During the late 1980s, the U.S. intelligence community increasingly shifted its emphasis from classic espionage against the Cold War rival to a new role in the war againt drugs and organized crime. (Western European intelligence agencies redeployed their resource, too.) In the happy dawn of the New World Order, George Bush thought the CIA should cooperate with its ex-rivals against common foes: organized crime, terrorism and drug trafficking. Mr. Ames became head of the CIA's narcotics intelligence department for the Black Sea countries in 1990 after his service as counterintelligence chief for Eastern Europe and the Soviet Union.
Yet all the while Mr. Ames was allegedly working for is old KGB handlers.
Could one explanation for America's sorry record in the war on drugs be that its key intelligence was going to the other side? Rumors in the 1980s about KGB or Cuban Involvement in the drug trade were routinely pooh-poohed by State Department and CIA types who could not imagine that their rivals were anything other than sincere champions of another cause. Now that the routine cynicism and corruption of the former Soviet Union is widely acknowledged, it is time to ask whether some of the cash to fund expensive KGB operations might come from the world's most lucrative milk cow--the narco-business.
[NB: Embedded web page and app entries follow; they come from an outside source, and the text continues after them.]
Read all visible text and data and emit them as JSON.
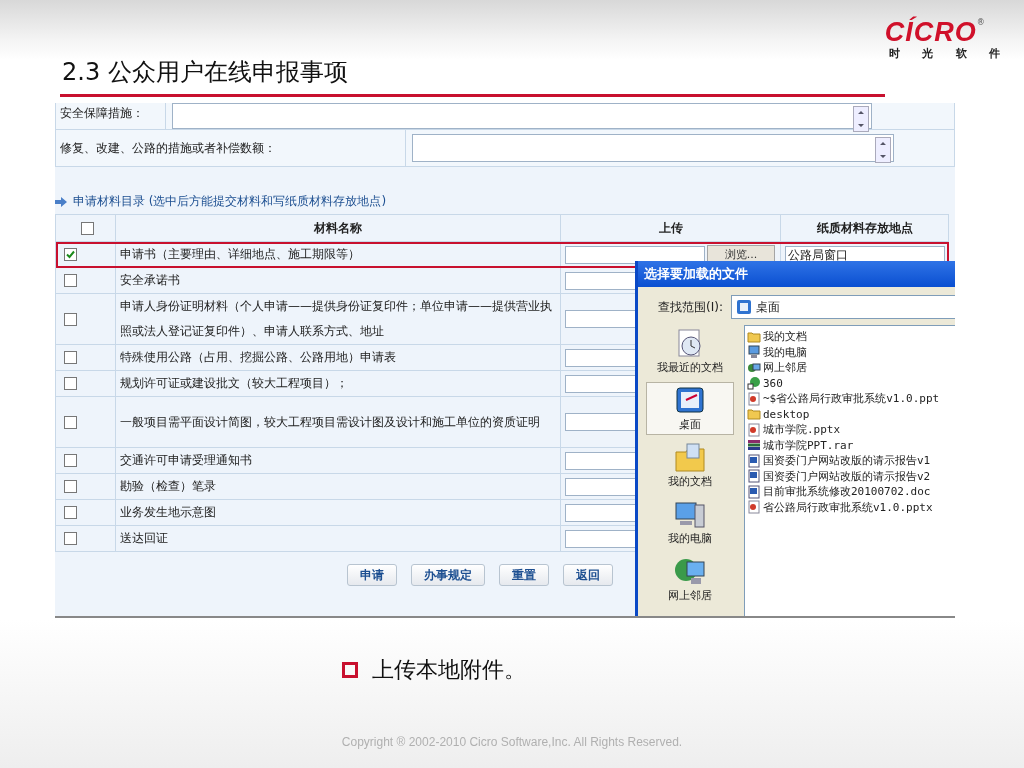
{
  "slide": {
    "title": "2.3 公众用户在线申报事项",
    "logo": {
      "mark": "CÍCRO",
      "registered": "®",
      "tagline": [
        "时",
        "光",
        "软",
        "件"
      ]
    }
  },
  "form": {
    "fields": [
      {
        "label": "安全保障措施："
      },
      {
        "label": "修复、改建、公路的措施或者补偿数额："
      }
    ]
  },
  "materials": {
    "heading": "申请材料目录 (选中后方能提交材料和写纸质材料存放地点)",
    "select_all_checked": false,
    "columns": [
      "材料名称",
      "上传",
      "纸质材料存放地点"
    ],
    "rows": [
      {
        "name": "申请书（主要理由、详细地点、施工期限等）",
        "checked": true,
        "highlighted": true,
        "browse": "浏览...",
        "location": "公路局窗口"
      },
      {
        "name": "安全承诺书",
        "checked": false,
        "highlighted": false
      },
      {
        "name": "申请人身份证明材料（个人申请——提供身份证复印件；单位申请——提供营业执照或法人登记证复印件）、申请人联系方式、地址",
        "checked": false,
        "highlighted": false
      },
      {
        "name": "特殊使用公路（占用、挖掘公路、公路用地）申请表",
        "checked": false,
        "highlighted": false
      },
      {
        "name": "规划许可证或建设批文（较大工程项目）；",
        "checked": false,
        "highlighted": false
      },
      {
        "name": "一般项目需平面设计简图，较大工程项目需设计图及设计和施工单位的资质证明",
        "checked": false,
        "highlighted": false
      },
      {
        "name": "交通许可申请受理通知书",
        "checked": false,
        "highlighted": false
      },
      {
        "name": "勘验（检查）笔录",
        "checked": false,
        "highlighted": false
      },
      {
        "name": "业务发生地示意图",
        "checked": false,
        "highlighted": false
      },
      {
        "name": "送达回证",
        "checked": false,
        "highlighted": false
      }
    ]
  },
  "buttons": [
    "申请",
    "办事规定",
    "重置",
    "返回"
  ],
  "dialog": {
    "title": "选择要加载的文件",
    "look_in_label": "查找范围(I):",
    "look_in_value": "桌面",
    "places": [
      {
        "label": "我最近的文档",
        "kind": "recent",
        "selected": false
      },
      {
        "label": "桌面",
        "kind": "desktop",
        "selected": true
      },
      {
        "label": "我的文档",
        "kind": "documents",
        "selected": false
      },
      {
        "label": "我的电脑",
        "kind": "computer",
        "selected": false
      },
      {
        "label": "网上邻居",
        "kind": "network",
        "selected": false
      }
    ],
    "files": [
      {
        "name": "我的文档",
        "kind": "folder"
      },
      {
        "name": "我的电脑",
        "kind": "computer"
      },
      {
        "name": "网上邻居",
        "kind": "network"
      },
      {
        "name": "360",
        "kind": "shortcut"
      },
      {
        "name": "~$省公路局行政审批系统v1.0.ppt",
        "kind": "ppt"
      },
      {
        "name": "desktop",
        "kind": "folder"
      },
      {
        "name": "城市学院.pptx",
        "kind": "ppt"
      },
      {
        "name": "城市学院PPT.rar",
        "kind": "rar"
      },
      {
        "name": "国资委门户网站改版的请示报告v1",
        "kind": "doc"
      },
      {
        "name": "国资委门户网站改版的请示报告v2",
        "kind": "doc"
      },
      {
        "name": "目前审批系统修改20100702.doc",
        "kind": "doc"
      },
      {
        "name": "省公路局行政审批系统v1.0.pptx",
        "kind": "ppt"
      }
    ]
  },
  "bullet": "上传本地附件。",
  "footer": "Copyright ® 2002-2010 Cicro Software,Inc. All Rights Reserved."
}
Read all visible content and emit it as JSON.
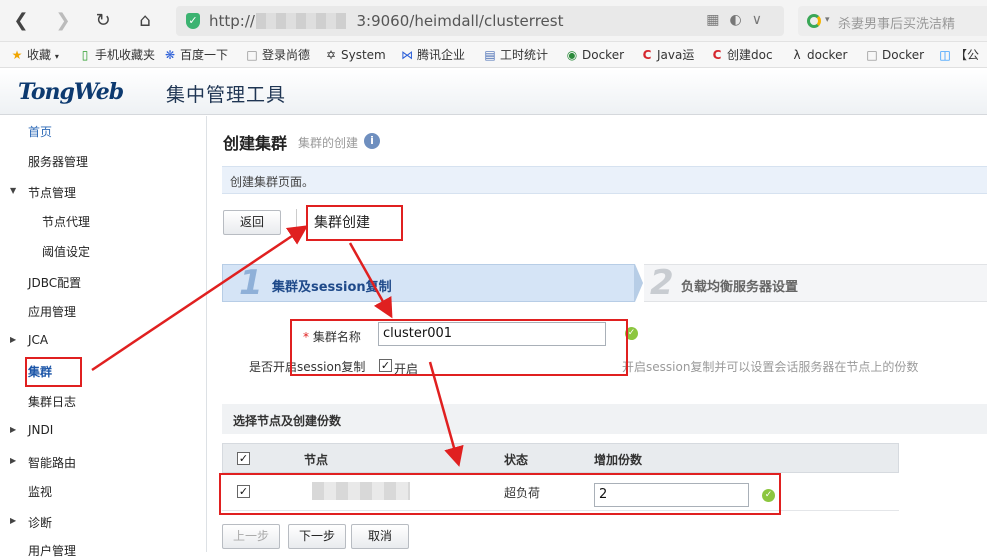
{
  "browser": {
    "url": "http://1",
    "url_tail": "3:9060/heimdall/clusterrest",
    "search_placeholder": "杀妻男事后买洗洁精",
    "bookmarks": [
      "收藏",
      "手机收藏夹",
      "百度一下",
      "登录尚德",
      "System",
      "腾讯企业",
      "工时统计",
      "Docker",
      "Java运",
      "创建doc",
      "docker",
      "Docker",
      "【公"
    ]
  },
  "app": {
    "brand": "TongWeb",
    "title": "集中管理工具"
  },
  "sidebar": {
    "items": [
      {
        "label": "首页"
      },
      {
        "label": "服务器管理"
      },
      {
        "label": "节点管理"
      },
      {
        "label": "节点代理"
      },
      {
        "label": "阈值设定"
      },
      {
        "label": "JDBC配置"
      },
      {
        "label": "应用管理"
      },
      {
        "label": "JCA"
      },
      {
        "label": "集群"
      },
      {
        "label": "集群日志"
      },
      {
        "label": "JNDI"
      },
      {
        "label": "智能路由"
      },
      {
        "label": "监视"
      },
      {
        "label": "诊断"
      },
      {
        "label": "用户管理"
      }
    ]
  },
  "page": {
    "title": "创建集群",
    "subtitle": "集群的创建",
    "description": "创建集群页面。",
    "back_label": "返回",
    "callout": "集群创建"
  },
  "steps": [
    {
      "num": "1",
      "label": "集群及session复制"
    },
    {
      "num": "2",
      "label": "负载均衡服务器设置"
    }
  ],
  "form": {
    "cluster_name_label": "集群名称",
    "cluster_name_value": "cluster001",
    "session_label": "是否开启session复制",
    "session_checkbox_label": "开启",
    "session_checked": true,
    "session_hint": "开启session复制并可以设置会话服务器在节点上的份数"
  },
  "nodes_section": {
    "title": "选择节点及创建份数",
    "columns": [
      "节点",
      "状态",
      "增加份数"
    ],
    "rows": [
      {
        "checked": true,
        "status": "超负荷",
        "copies": "2"
      }
    ]
  },
  "footer_buttons": {
    "prev": "上一步",
    "next": "下一步",
    "cancel": "取消"
  },
  "colors": {
    "highlight_red": "#e02020",
    "active_blue": "#1c56a8",
    "step_blue": "#d5e4f6"
  }
}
Espionage experts have expressed surprise at the amount of cash the KGB is alleged to have paid Mr. Ames, far more than in most treason-for-money cases, in which the amounts are often amazingly trivial. Fewer questions seem to have been asked about whether the KGB was the only source of Mr. Ames's affluence. It seems reasonable to ask whether his visits to his second wife Maria's native Columbia might have given him access to another source of income in return for information about the CIA's antinarcotics drive.
Another question suggests itself: Did Mr. Ames betray anyone to the KGB in his new posting, as he allegedly did while counterintelligence chief?
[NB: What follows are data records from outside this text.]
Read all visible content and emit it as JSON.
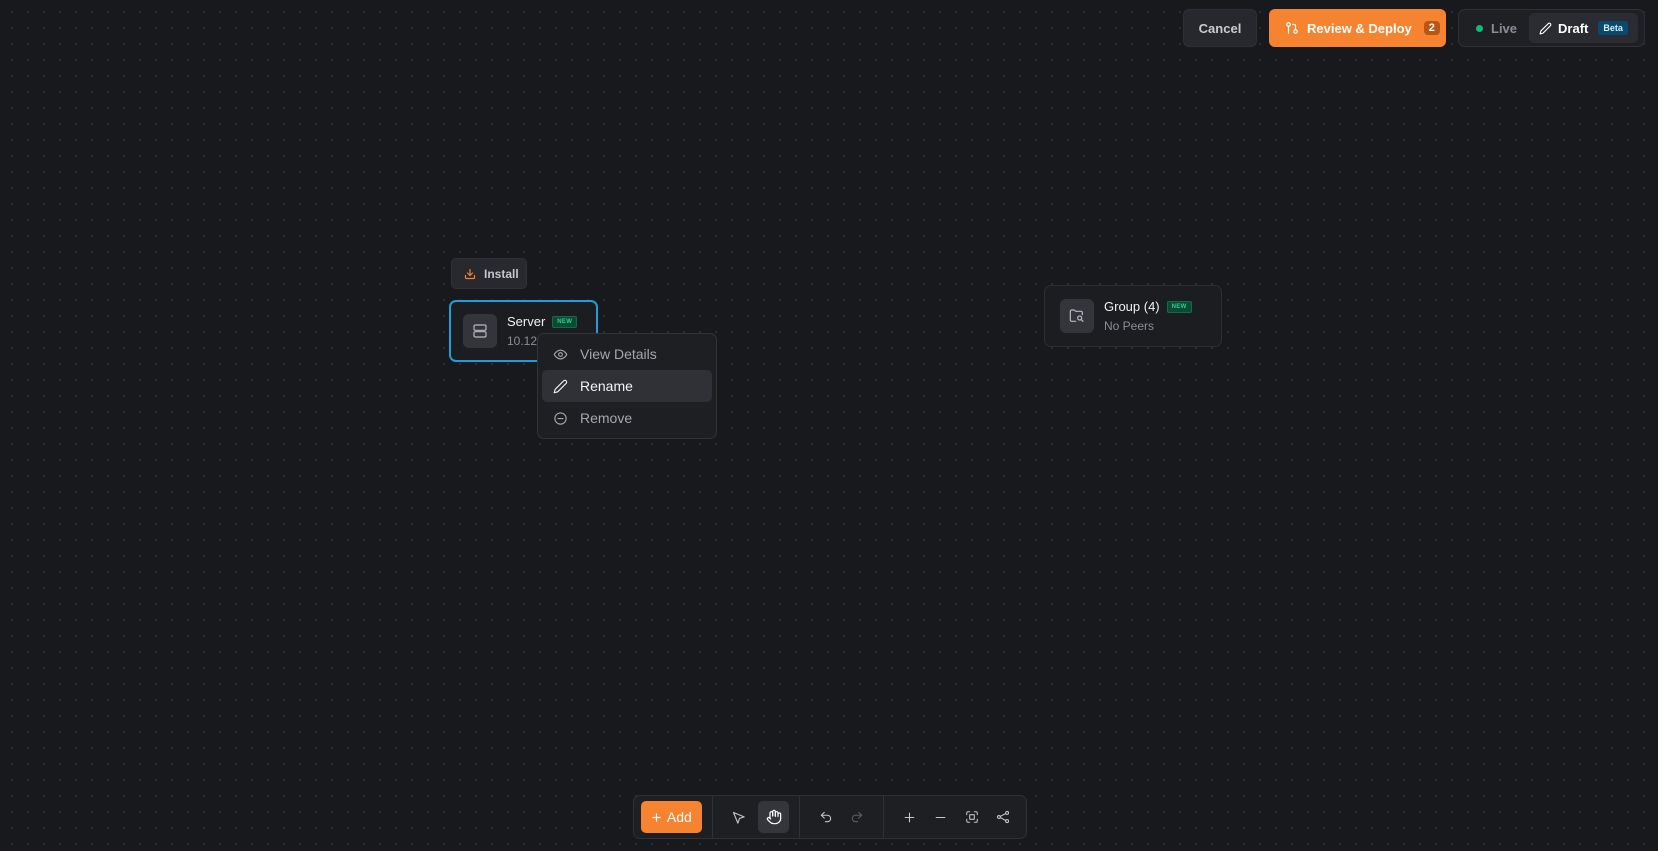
{
  "topbar": {
    "cancel_label": "Cancel",
    "deploy_label": "Review & Deploy",
    "deploy_count": "2",
    "mode_live_label": "Live",
    "mode_draft_label": "Draft",
    "beta_badge": "Beta"
  },
  "canvas": {
    "install_label": "Install",
    "server_node": {
      "title": "Server",
      "badge": "NEW",
      "subtitle": "10.12"
    },
    "group_node": {
      "title": "Group (4)",
      "badge": "NEW",
      "subtitle": "No Peers"
    }
  },
  "context_menu": {
    "items": [
      {
        "label": "View Details",
        "icon": "eye-icon"
      },
      {
        "label": "Rename",
        "icon": "pencil-icon",
        "active": true
      },
      {
        "label": "Remove",
        "icon": "minus-circle-icon"
      }
    ]
  },
  "toolbar": {
    "add_label": "Add",
    "tools": [
      "pointer-icon",
      "hand-icon",
      "undo-icon",
      "redo-icon",
      "zoom-in-icon",
      "zoom-out-icon",
      "fit-view-icon",
      "auto-layout-icon"
    ],
    "active_tool": "hand-icon"
  },
  "colors": {
    "accent": "#f68330",
    "selection": "#1c9fdc",
    "live": "#14b77c",
    "background": "#18191d"
  }
}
Last August, in the former Soviet republic of Georgia, the CIA's Fred Woodruff was shot dead while riding in the car of the chief of the Georgian security service. A terrible accident was the improbable verdict. But a week earlier, Mr. Ames had been in Georgia. In addition to his mission to provide U.S. training to Georgian security forces, Mr. Woodruff was allegedly investigating Georgia's role as a conduit of heroin from other ex-Soviet republics to the West.
Some informed Georgians think that Mr. Woodruff had come to believe that the men Washington had sent him to cooperate with were in fact involved in the heroin shipments. Had Mr. Woodruff reported this, Mr. Ames would have been the first man in the CIA to receive his report.
It is public knowledge in Georgia that the security forces of Edward Shevardnadze's regime are involved in the republic's rampant drug business. So severe has the problem become that even Mr. Shevardnadze recently felt obliged to undergo a heroin test to prove his credibility.
As an ex-KGB general-turned-reformer who returned to his native Georgia, Mr. Shevardnadze ought to be able to help the Clinton administration clear up any connection between Mr. Ames's visit to Georgia last year and the murder of CIA station chief Woodruff. If Mr. Ames was betraying America's war on drugs to the KGB, then the Clinton administration and the West are starting into a deep and dark abyss.
The venality of Aldrich Ames contrasts sharply with the intense, if twisted, ideological treason of a Kim Philby. How many other unhappily salaried Western intelligence officials cooperating with the ex-KGB in the war on drugs have also been tempted by the rich pickings of betrayal in the postideological age?